NHL players and owners meet directly, progress slow
NHL owners and players discussed new proposals in New York until about 1 a.m. last night, attempting to work something out before the weekend, at which point the rest of the league’s December games would likely be canceled.
Six owners – including those of the Penguins, Jets, Maple Leafs, Kings and Lightning – talked directly with players at the Westin Times Square Hotel, without representatives like NHLPA executive director Donald Fehr or league commissioner Gary Bettman (although both were present and met with their respective groups throughout the day).
Taking Bettman and Fehr, both polarizing figures, out of the picture could have been an attempt at reshaping the discussion, but so far progress has been slow as usual.
Neither side announced a comprehensive plan, but both discussed several smaller issues throughout the day and night. The league proposed a 10-year contract for the new collective bargaining agreement to create a longer period of stability.
The owners also offered to raise the amount of the “Make Whole” provision, which would help cover the contracts of the players, who haven’t been getting paid during the lockout. They raised the amount to $300 million from $211 million in their last offer.
One sticking point for the players remained the same: the league continued to insist on a five-year limit on all contracts, except in cases where a team signed its own free agent and could then give out a contract up to seven years.

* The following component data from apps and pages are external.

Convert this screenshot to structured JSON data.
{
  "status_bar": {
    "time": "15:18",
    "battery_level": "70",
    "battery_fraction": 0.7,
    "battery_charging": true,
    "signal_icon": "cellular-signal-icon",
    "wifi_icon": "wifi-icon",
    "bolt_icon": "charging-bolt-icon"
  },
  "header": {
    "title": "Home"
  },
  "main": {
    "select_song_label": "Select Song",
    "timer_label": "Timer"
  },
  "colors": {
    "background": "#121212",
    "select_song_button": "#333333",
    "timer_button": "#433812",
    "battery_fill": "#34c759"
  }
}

The meetings were said to be less tense than those in the past, owing to the presence of “moderate” owners like the Penguins’ Ron Burkle (and his franchise player Sidney Crosby), but that didn’t necessarily mean they were more productive. The two groups will resume talks today at the hotel.

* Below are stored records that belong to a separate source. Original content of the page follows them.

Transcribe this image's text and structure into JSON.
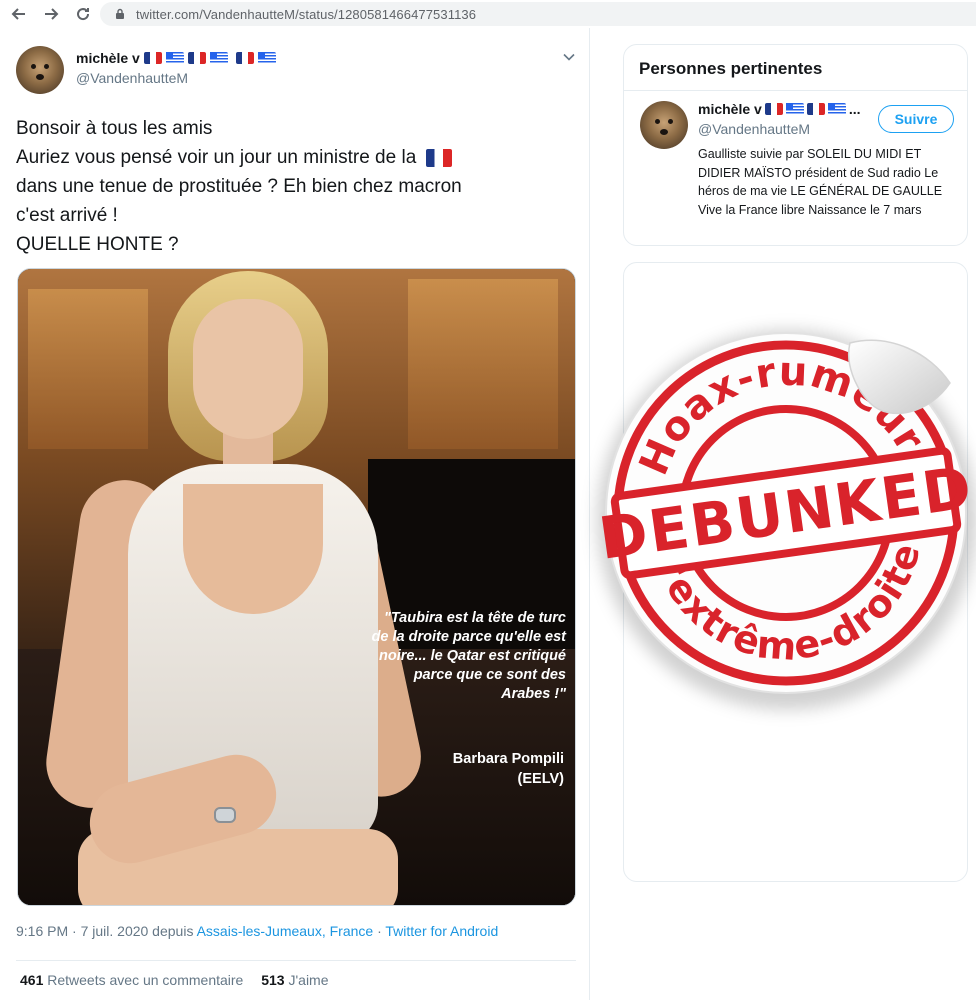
{
  "browser": {
    "url": "twitter.com/VandenhautteM/status/1280581466477531136"
  },
  "tweet": {
    "author_name": "michèle v",
    "author_handle": "@VandenhautteM",
    "text_lines": [
      "Bonsoir à tous les amis",
      "Auriez vous pensé  voir un jour un ministre de la",
      "dans une tenue de prostituée ? Eh bien chez macron",
      "c'est arrivé !",
      "QUELLE HONTE ?"
    ],
    "image_quote": "\"Taubira est la tête de turc de la droite parce qu'elle est noire... le Qatar est critiqué parce que ce sont des Arabes !\"",
    "image_author": "Barbara Pompili",
    "image_author_party": "(EELV)",
    "time": "9:16 PM · 7 juil. 2020 depuis",
    "location": "Assais-les-Jumeaux, France",
    "separator": "·",
    "source": "Twitter for Android",
    "retweets_count": "461",
    "retweets_label": "Retweets avec un commentaire",
    "likes_count": "513",
    "likes_label": "J'aime"
  },
  "sidebar": {
    "relevant_title": "Personnes pertinentes",
    "user_name": "michèle v",
    "user_name_suffix": "...",
    "user_handle": "@VandenhautteM",
    "follow_label": "Suivre",
    "bio": "Gaulliste suivie par SOLEIL DU MIDI ET DIDIER MAÏSTO président de Sud radio Le héros de ma vie LE GÉNÉRAL DE GAULLE Vive la France libre Naissance le 7 mars"
  },
  "sticker": {
    "top_text": "Hoax-rumeurs",
    "center_text": "DEBUNKED",
    "bottom_text": "d'extrême-droite",
    "accent_color": "#d9232b"
  },
  "colors": {
    "link": "#1b95e0",
    "follow": "#1da1f2",
    "muted": "#657786"
  },
  "icons": {
    "back": "arrow-left-icon",
    "forward": "arrow-right-icon",
    "reload": "reload-icon",
    "lock": "lock-icon",
    "chevron": "chevron-down-icon"
  }
}
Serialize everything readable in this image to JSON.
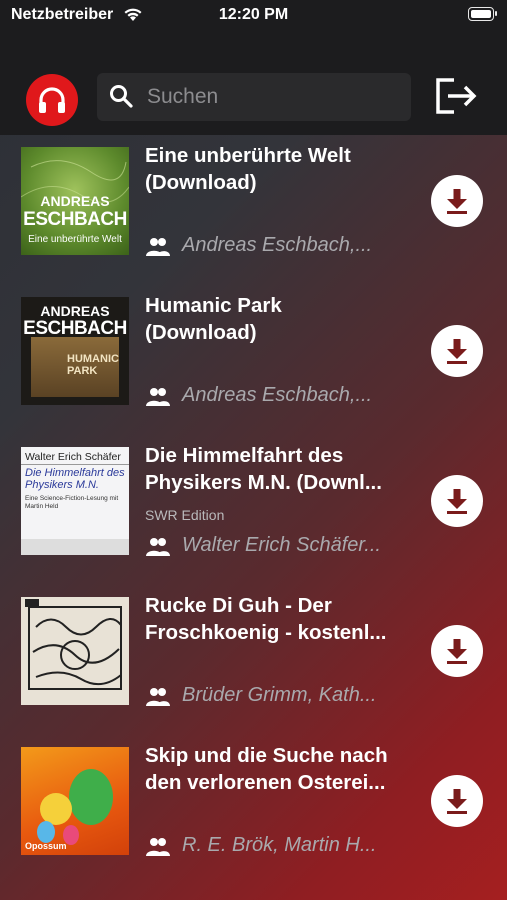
{
  "status_bar": {
    "carrier": "Netzbetreiber",
    "time": "12:20 PM"
  },
  "search": {
    "placeholder": "Suchen",
    "value": ""
  },
  "colors": {
    "accent": "#e0181b",
    "header_bg": "#1c1c1e"
  },
  "items": [
    {
      "title1": "Eine unberührte Welt",
      "title2": "(Download)",
      "subtitle": "",
      "author": "Andreas Eschbach,...",
      "cover": {
        "line1": "ANDREAS",
        "line2": "ESCHBACH",
        "line3": "Eine unberührte Welt"
      }
    },
    {
      "title1": "Humanic Park",
      "title2": "(Download)",
      "subtitle": "",
      "author": "Andreas Eschbach,...",
      "cover": {
        "line1": "ANDREAS",
        "line2": "ESCHBACH",
        "line3": "HUMANIC PARK"
      }
    },
    {
      "title1": "Die Himmelfahrt des",
      "title2": "Physikers M.N. (Downl...",
      "subtitle": "SWR Edition",
      "author": "Walter Erich Schäfer...",
      "cover": {
        "line1": "Walter Erich Schäfer",
        "line2": "Die Himmelfahrt des Physikers M.N.",
        "line3": "Eine Science-Fiction-Lesung mit Martin Held"
      }
    },
    {
      "title1": "Rucke Di Guh - Der",
      "title2": "Froschkoenig - kostenl...",
      "subtitle": "",
      "author": "Brüder Grimm, Kath...",
      "cover": {
        "line1": "",
        "line2": "",
        "line3": ""
      }
    },
    {
      "title1": "Skip und die Suche nach",
      "title2": "den verlorenen Osterei...",
      "subtitle": "",
      "author": "R. E. Brök, Martin H...",
      "cover": {
        "line1": "",
        "line2": "",
        "line3": "Opossum"
      }
    }
  ]
}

Games through December 14 have already been canceled, and the potential for even a shortened season is at stake if the players and owners can’t reach a compromise this month.